Take 10 minutes and listen to Barbara Smuts talk about becoming a shy baboon. She becomes baboon by sitting like one (see picture above); she corrects her interviewer’s boarish imitation of a baboon by properly snorting, lip-smacking, and snuffling, briefly confusing those of us who had tuned in to hear only Barbara Smuts, human; as she tells it, although a vegetarian, she salivates when she looks on as the baboon troop dismembers a young gazelle; and when she takes shelter from a storm in a fisherman’s hut and discovers it thronged with baboons, she remains with them.
we are so used to this dividing line. There’s humans on one side, and then there’s all the other animals on the other side, and we don’t meet up. But if you go back in evolutionary time, that line wasn’t there. So, rather than feeling like I was stealing something, it felt like I was retrieving something that was my heritage. It felt so completely natural to just be with them, to not be doing anything, to just be.

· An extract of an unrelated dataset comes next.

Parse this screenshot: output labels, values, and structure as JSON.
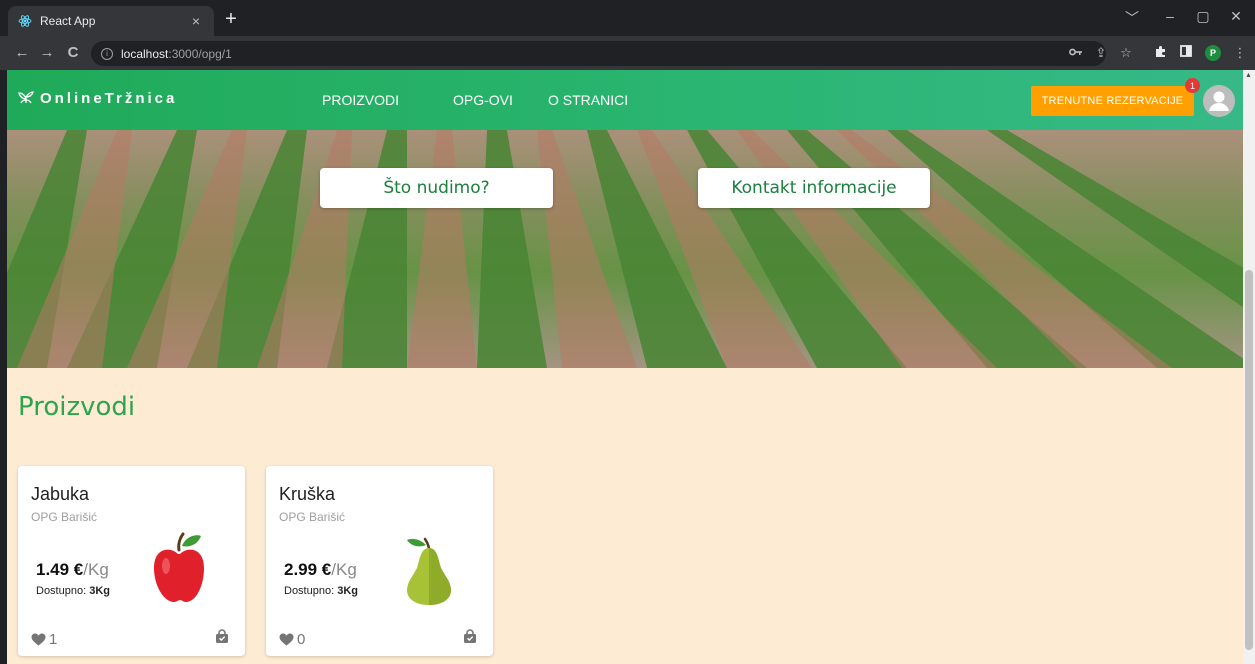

You should be able to identify where I would apply pressure–back in time, completely natural, just–as if the vegetarian scholar Smuts is less natural than the baboons, as if the “heritage” (which includes a heritage of dismembering others) is not all around us, all of us, now, depending on how we allow ourselves to sit, depending on how we allow ourselves to be sat with. But I don’t want to grouse much. Have a listen, get hooked on Radiolab, and let me know in comments, if you like, what you think I should listen to.
(image via flickr user Exfordy, through a Creative Commons Attribution 2.0 Generic (CC BY 2.0) licence).